Still – who is this Self that writes? And are we always the subject of our own work, even though it’s disguised as fiction, or poetry, or drama? My personal opinion is that we almost always write about what goes on inside us. We write about what we care about, and this reflects our Self, to a greater or lesser extent. Again, as a sometime writer of dark fantasy and horror, I write about what scares me, and what I think is relevant to my (inner and outer) world. As a one-time poet, my poetry often seemed to want to talk about women’s issues – fertility, abortion, maternity, although it has dealt with themes of horror too – death, dying, and, especially, the futility of our existence – but in very different ways.

If we look at the work of some other writers, we can see recurring themes running through their work. Stephen King, for example, in his book about writing On Writing (2002), talks a lot about how his childhood, and living in a small town, influenced his writing, and when we look at his work, we can see it. Childhood – its horrors as well as its innocence – is constantly explored. The settings are almost invariably the small town, or enclosed spaces, exploring the claustrophobia that such places evoke. And his characters are often writers who are troubled. Possibly the best example of all of this (for me, at least) is The Shining (1977), in which we get the motifs of The Child, The Writer, and The Place, all in one truly frightening book. Likewise with his vampire novel Salem’s Lot (1976), which mostly deals with The Writer and The Small Town. It (1986) deals with The Child(ren) and the Small Town.

But the writing persona we employ when we’re writing is just one of the many masks we wear and we wear different personas for different kinds of writing. We are complex organisms,  and the idea of the single self, the unified self, is no longer accepted. We are fractured beings with many facets reflecting those fractures  – writing is one facet of who we are. And yet, it’s everything too. For me, recently, it’s been everything and nothing. Part of why I want to write this blog is to explore that.

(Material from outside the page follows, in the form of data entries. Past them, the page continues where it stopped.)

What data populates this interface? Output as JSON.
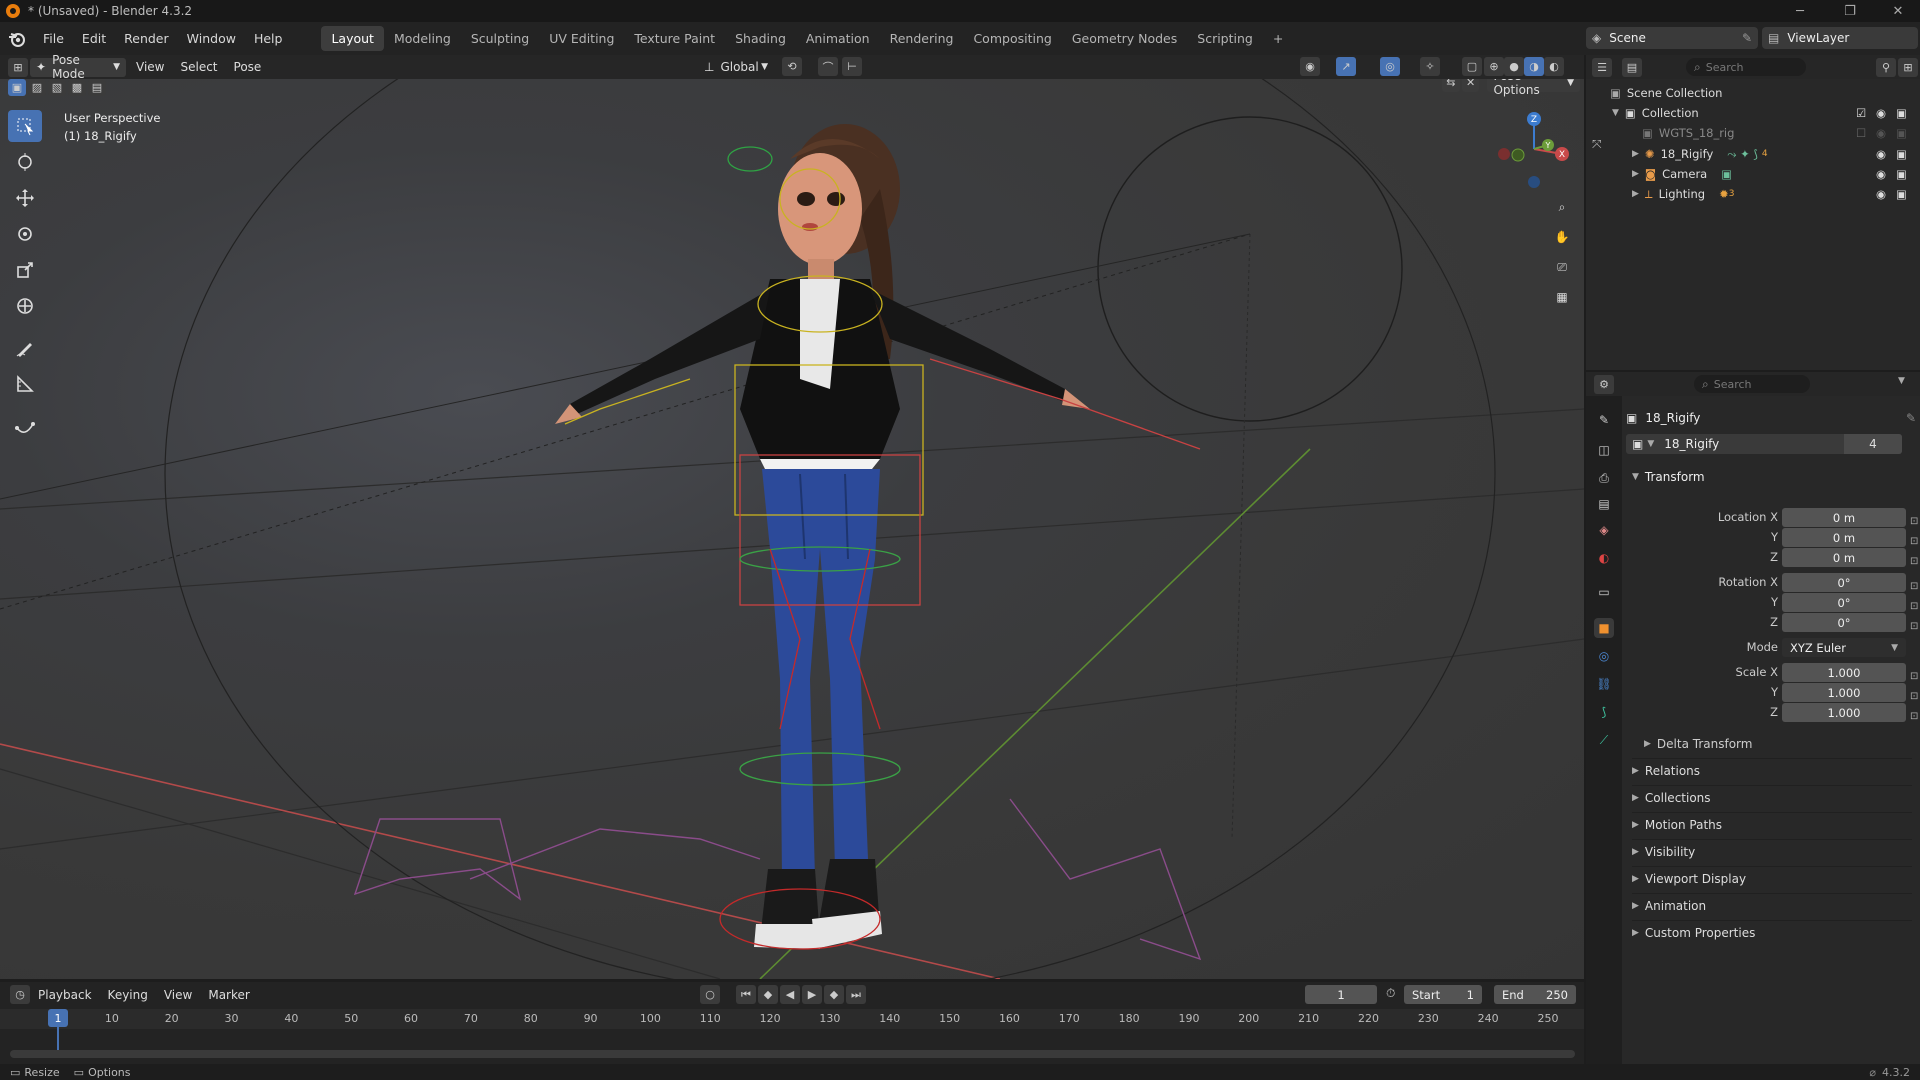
{
  "window": {
    "title": "* (Unsaved) - Blender 4.3.2"
  },
  "menu": {
    "items": [
      "File",
      "Edit",
      "Render",
      "Window",
      "Help"
    ]
  },
  "workspaces": [
    "Layout",
    "Modeling",
    "Sculpting",
    "UV Editing",
    "Texture Paint",
    "Shading",
    "Animation",
    "Rendering",
    "Compositing",
    "Geometry Nodes",
    "Scripting"
  ],
  "scene": {
    "name": "Scene",
    "view_layer": "ViewLayer"
  },
  "viewport": {
    "mode": "Pose Mode",
    "view": "View",
    "select": "Select",
    "pose": "Pose",
    "transform_orientation": "Global",
    "pose_options": "Pose Options",
    "overlay_title": "User Perspective",
    "overlay_object": "(1) 18_Rigify",
    "gizmo": {
      "x": "X",
      "y": "Y",
      "z": "Z"
    }
  },
  "outliner": {
    "search_placeholder": "Search",
    "scene_collection": "Scene Collection",
    "rows": [
      {
        "name": "Collection",
        "icon": "collection-icon"
      },
      {
        "name": "WGTS_18_rig",
        "icon": "collection-icon"
      },
      {
        "name": "18_Rigify",
        "icon": "armature-icon",
        "badge": "4"
      },
      {
        "name": "Camera",
        "icon": "camera-icon"
      },
      {
        "name": "Lighting",
        "icon": "light-icon",
        "badge": "3"
      }
    ]
  },
  "properties": {
    "search_placeholder": "Search",
    "object_name": "18_Rigify",
    "data_name": "18_Rigify",
    "users": "4",
    "transform": {
      "header": "Transform",
      "location_label": "Location X",
      "y": "Y",
      "z": "Z",
      "location": [
        "0 m",
        "0 m",
        "0 m"
      ],
      "rotation_label": "Rotation X",
      "rotation": [
        "0°",
        "0°",
        "0°"
      ],
      "mode_label": "Mode",
      "mode": "XYZ Euler",
      "scale_label": "Scale X",
      "scale": [
        "1.000",
        "1.000",
        "1.000"
      ],
      "delta": "Delta Transform"
    },
    "sections": [
      "Relations",
      "Collections",
      "Motion Paths",
      "Visibility",
      "Viewport Display",
      "Animation",
      "Custom Properties"
    ]
  },
  "timeline": {
    "menus": [
      "Playback",
      "Keying",
      "View",
      "Marker"
    ],
    "current_frame": "1",
    "start_label": "Start",
    "start": "1",
    "end_label": "End",
    "end": "250",
    "ticks": [
      "1",
      "10",
      "20",
      "30",
      "40",
      "50",
      "60",
      "70",
      "80",
      "90",
      "100",
      "110",
      "120",
      "130",
      "140",
      "150",
      "160",
      "170",
      "180",
      "190",
      "200",
      "210",
      "220",
      "230",
      "240",
      "250"
    ]
  },
  "status": {
    "left": "Resize",
    "options": "Options",
    "version": "4.3.2"
  },
  "colors": {
    "accent": "#4772b3",
    "background": "#393939",
    "x_axis": "#c84a4a",
    "y_axis": "#6c9c3a",
    "z_axis": "#3c7cd0"
  }
}
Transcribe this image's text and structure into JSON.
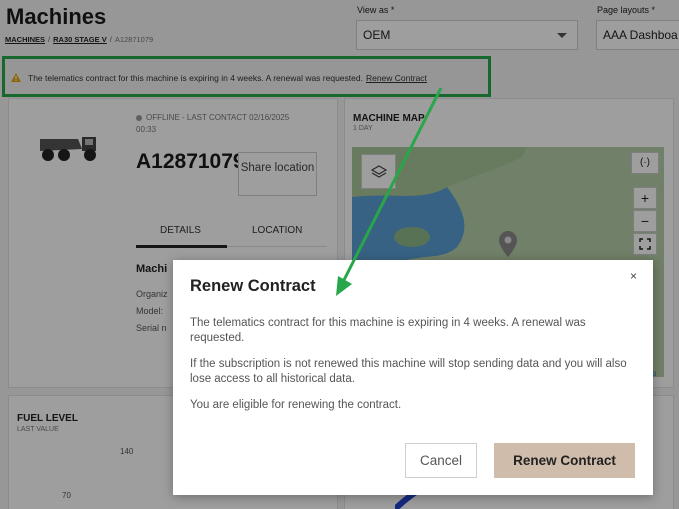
{
  "header": {
    "title": "Machines",
    "breadcrumb": [
      "MACHINES",
      "RA30 STAGE V",
      "A12871079"
    ]
  },
  "view_as": {
    "label": "View as *",
    "value": "OEM"
  },
  "page_layouts": {
    "label": "Page layouts *",
    "value": "AAA Dashboa"
  },
  "notice": {
    "text": "The telematics contract for this machine is expiring in 4 weeks. A renewal was requested.",
    "link": "Renew Contract"
  },
  "machine": {
    "status": "OFFLINE - LAST CONTACT 02/16/2025",
    "time": "00:33",
    "id": "A12871079",
    "share_label": "Share location",
    "tabs": [
      "DETAILS",
      "LOCATION"
    ],
    "details_head": "Machi",
    "details_rows": [
      "Organiz",
      "Model:",
      "Serial n"
    ]
  },
  "map": {
    "title": "MACHINE MAP",
    "subtitle": "1 DAY",
    "locate_glyph": "(·)",
    "zoom_in": "+",
    "zoom_out": "−",
    "attribution": "p"
  },
  "fuel": {
    "title": "FUEL LEVEL",
    "subtitle": "LAST VALUE",
    "tick_140": "140",
    "tick_70": "70"
  },
  "modal": {
    "title": "Renew Contract",
    "close": "×",
    "paragraph1": "The telematics contract for this machine is expiring in 4 weeks. A renewal was requested.",
    "paragraph2": "If the subscription is not renewed this machine will stop sending data and you will also lose access to all historical data.",
    "paragraph3": "You are eligible for renewing the contract.",
    "cancel_label": "Cancel",
    "renew_label": "Renew Contract"
  },
  "colors": {
    "highlight": "#27a64a",
    "renew_button": "#cfbcaa",
    "map_water": "#5b9fd4"
  }
}
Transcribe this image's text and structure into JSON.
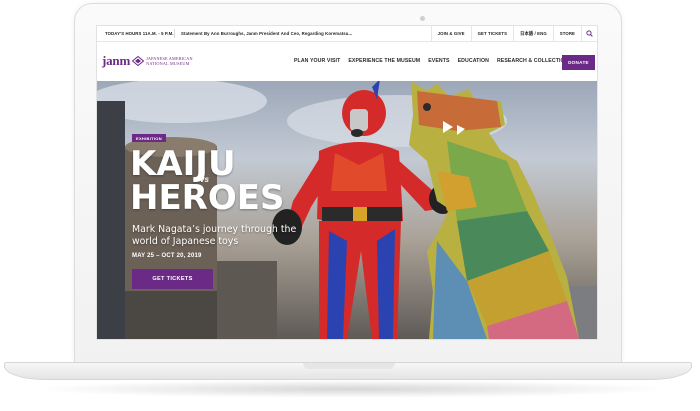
{
  "utility_bar": {
    "hours": "TODAY'S HOURS 11A.M. - 5 P.M.",
    "news": "Statement By Ann Burroughs, Janm President And Ceo, Regarding Korematsu...",
    "links": [
      "JOIN & GIVE",
      "GET TICKETS",
      "日本語 / ENG",
      "STORE"
    ],
    "search_icon": "search-icon"
  },
  "header": {
    "logo_word": "janm",
    "logo_line1": "JAPANESE AMERICAN",
    "logo_line2": "NATIONAL MUSEUM",
    "nav": [
      "PLAN YOUR VISIT",
      "EXPERIENCE THE MUSEUM",
      "EVENTS",
      "EDUCATION",
      "RESEARCH & COLLECTIONS"
    ],
    "donate_label": "DONATE"
  },
  "hero": {
    "badge": "EXHIBITION",
    "title_line1": "KAIJU",
    "title_vs": "vs",
    "title_line2": "HEROES",
    "subtitle": "Mark Nagata’s journey through the world of Japanese toys",
    "dates": "MAY 25 – OCT 20, 2019",
    "cta_label": "GET TICKETS"
  },
  "colors": {
    "brand_purple": "#6b2a85"
  }
}
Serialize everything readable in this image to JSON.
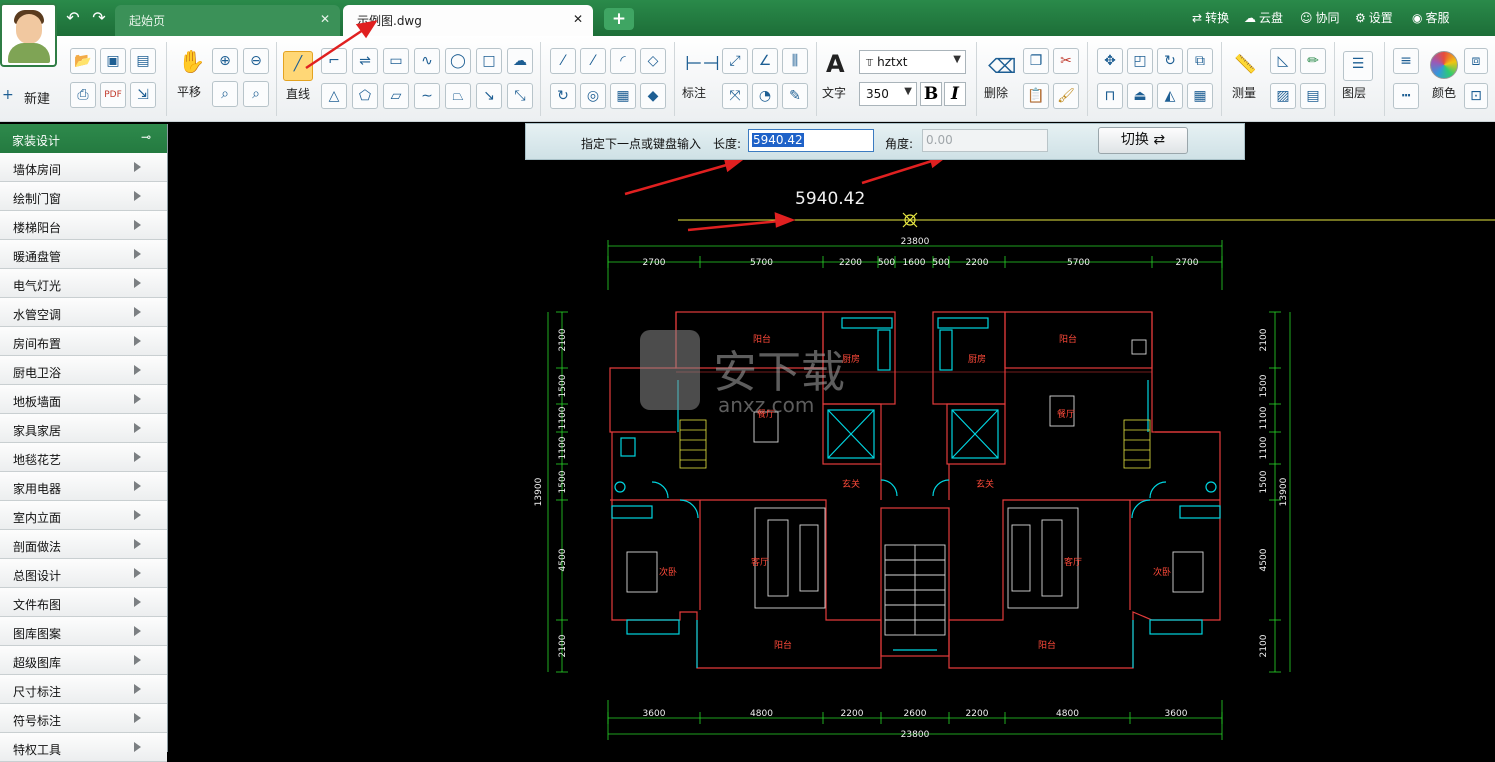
{
  "titlebar": {
    "tabs": [
      {
        "label": "起始页",
        "close": "✕"
      },
      {
        "label": "示例图.dwg",
        "close": "✕"
      }
    ],
    "add_tab": "+",
    "right_links": [
      "转换",
      "云盘",
      "协同",
      "设置",
      "客服"
    ]
  },
  "ribbon": {
    "new_label": "新建",
    "pan_label": "平移",
    "line_label": "直线",
    "dim_label": "标注",
    "text_label": "文字",
    "font_value": "hztxt",
    "size_value": "350",
    "bold": "B",
    "italic": "I",
    "delete_label": "删除",
    "measure_label": "测量",
    "layer_label": "图层",
    "color_label": "颜色",
    "text_icon": "A"
  },
  "sidebar": {
    "header": "家装设计",
    "items": [
      "墙体房间",
      "绘制门窗",
      "楼梯阳台",
      "暖通盘管",
      "电气灯光",
      "水管空调",
      "房间布置",
      "厨电卫浴",
      "地板墙面",
      "家具家居",
      "地毯花艺",
      "家用电器",
      "室内立面",
      "剖面做法",
      "总图设计",
      "文件布图",
      "图库图案",
      "超级图库",
      "尺寸标注",
      "符号标注",
      "特权工具"
    ]
  },
  "command": {
    "prompt": "指定下一点或键盘输入",
    "length_label": "长度:",
    "length_value": "5940.42",
    "angle_label": "角度:",
    "angle_value": "0.00",
    "switch_label": "切换",
    "switch_icon": "⇄"
  },
  "drawing": {
    "cursor_value": "5940.42",
    "total_width": "23800",
    "top_dims": [
      "2700",
      "5700",
      "2200",
      "500",
      "1600",
      "500",
      "2200",
      "5700",
      "2700"
    ],
    "bottom_dims": [
      "3600",
      "4800",
      "2200",
      "2600",
      "2200",
      "4800",
      "3600"
    ],
    "left_dims": [
      "2100",
      "1500",
      "1100",
      "1100",
      "1500",
      "4500",
      "2100"
    ],
    "right_dims": [
      "2100",
      "1500",
      "1100",
      "1100",
      "1500",
      "4500",
      "2100"
    ],
    "total_height": "13900",
    "rooms": [
      "阳台",
      "厨房",
      "餐厅",
      "玄关",
      "次卧",
      "客厅",
      "阳台",
      "阳台",
      "厨房",
      "餐厅",
      "玄关",
      "客厅",
      "次卧",
      "阳台"
    ],
    "watermark": "安下载",
    "watermark_url": "anxz.com"
  },
  "colors": {
    "accent": "#2a8a4a",
    "wall": "#e33b3b",
    "dim": "#28d728",
    "cyan": "#00d5e0",
    "yellow": "#e7e742",
    "annotation": "#e02020"
  }
}
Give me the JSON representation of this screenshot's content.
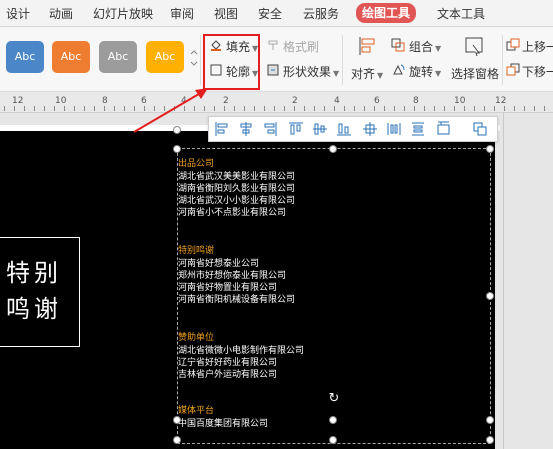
{
  "tabs": [
    "设计",
    "动画",
    "幻灯片放映",
    "审阅",
    "视图",
    "安全",
    "云服务",
    "绘图工具",
    "文本工具"
  ],
  "active_tab": "绘图工具",
  "colors": {
    "accent": "#e25555",
    "highlight_box": "#e41e1e",
    "arrow": "#e41e1e",
    "credit_heading": "#f0a020"
  },
  "ribbon": {
    "swatches": [
      {
        "label": "Abc",
        "color": "#4a86c8"
      },
      {
        "label": "Abc",
        "color": "#ef7d31"
      },
      {
        "label": "Abc",
        "color": "#9c9c9c"
      },
      {
        "label": "Abc",
        "color": "#ffb000"
      }
    ],
    "fill_label": "填充",
    "outline_label": "轮廓",
    "format_brush_label": "格式刷",
    "shape_effects_label": "形状效果",
    "align_label": "对齐",
    "group_label": "组合",
    "rotate_label": "旋转",
    "selection_pane_label": "选择窗格",
    "bring_up_label": "上移一",
    "send_down_label": "下移一"
  },
  "ruler": {
    "numbers": [
      "12",
      "10",
      "8",
      "6",
      "4",
      "2",
      "2",
      "4",
      "6",
      "8",
      "10",
      "12"
    ]
  },
  "slide": {
    "title_lines": [
      "特别",
      "鸣谢"
    ],
    "sections": [
      {
        "heading": "出品公司",
        "lines": [
          "湖北省武汉美美影业有限公司",
          "湖南省衡阳刘久影业有限公司",
          "湖北省武汉小小影业有限公司",
          "河南省小不点影业有限公司"
        ]
      },
      {
        "heading": "特别鸣谢",
        "lines": [
          "河南省好想泰业公司",
          "郑州市好想你泰业有限公司",
          "河南省好物置业有限公司",
          "河南省衡阳机械设备有限公司"
        ]
      },
      {
        "heading": "赞助单位",
        "lines": [
          "湖北省微微小电影制作有限公司",
          "辽宁省好好药业有限公司",
          "吉林省户外运动有限公司"
        ]
      },
      {
        "heading": "媒体平台",
        "lines": [
          "中国百度集团有限公司"
        ]
      }
    ]
  }
}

Of course, as mentioned above, we are sometimes judged by what we write. People often assume that what we write is who we are. They assume that people who write horror or about psychopathic killers must be that way inclined themselves. They assume that people who write comedy are constantly laughing and funny. We know both are far from the truth, and yet the myths linger, as myths do, albeit they evolve.

I remember doing a reading of a very dark piece in which a cheating male character gets stabbed and killed by his psychotic girlfriend. One of the audience, who I thought knew me, came up to me afterwards and said: ‘But I thought you were such a nice person…’ I said, and still say, to that kind of comment – ‘My writing reflects my interests, maybe sometimes my issues, but if I was that person, or the characters I’ve produced, I’d have been a long time in prison, or a secure wing, by now.’ I am NOT my characters. But I do facilitate them.

On our course, we encourage self-reflexivity, something that every writer, in my opinion, needs to develop. Every student writes a contextual study along with their creative pieces that explores their aims and intentions for the piece they’ve written, how they’ve created it, and – because we must never forget where our writing comes from – what precursors they have researched. And – importantly – does their work succeed or not? Writing these studies gives insight to their writing Selves – we’ve found them very valuable, and students usually do too. I’m not saying that every writer should do this. Of course not. But I believe that good (value judgement, but hey!) writers are truly aware – as far as it’s possible to be, because there’s always a hidden something you can’t explain to yourself or anyone else – of who they are when they write and what goes on inside them that produces what it produces.

This is, in part, what this blog hopes to do.

 

Works cited.

Roe, S. ‘Shelving the Self’ in S. Roe et al, The Semi-Transparent Envelope (London and New York: Routledge: Marian Boyars, 1994, 47 – 92)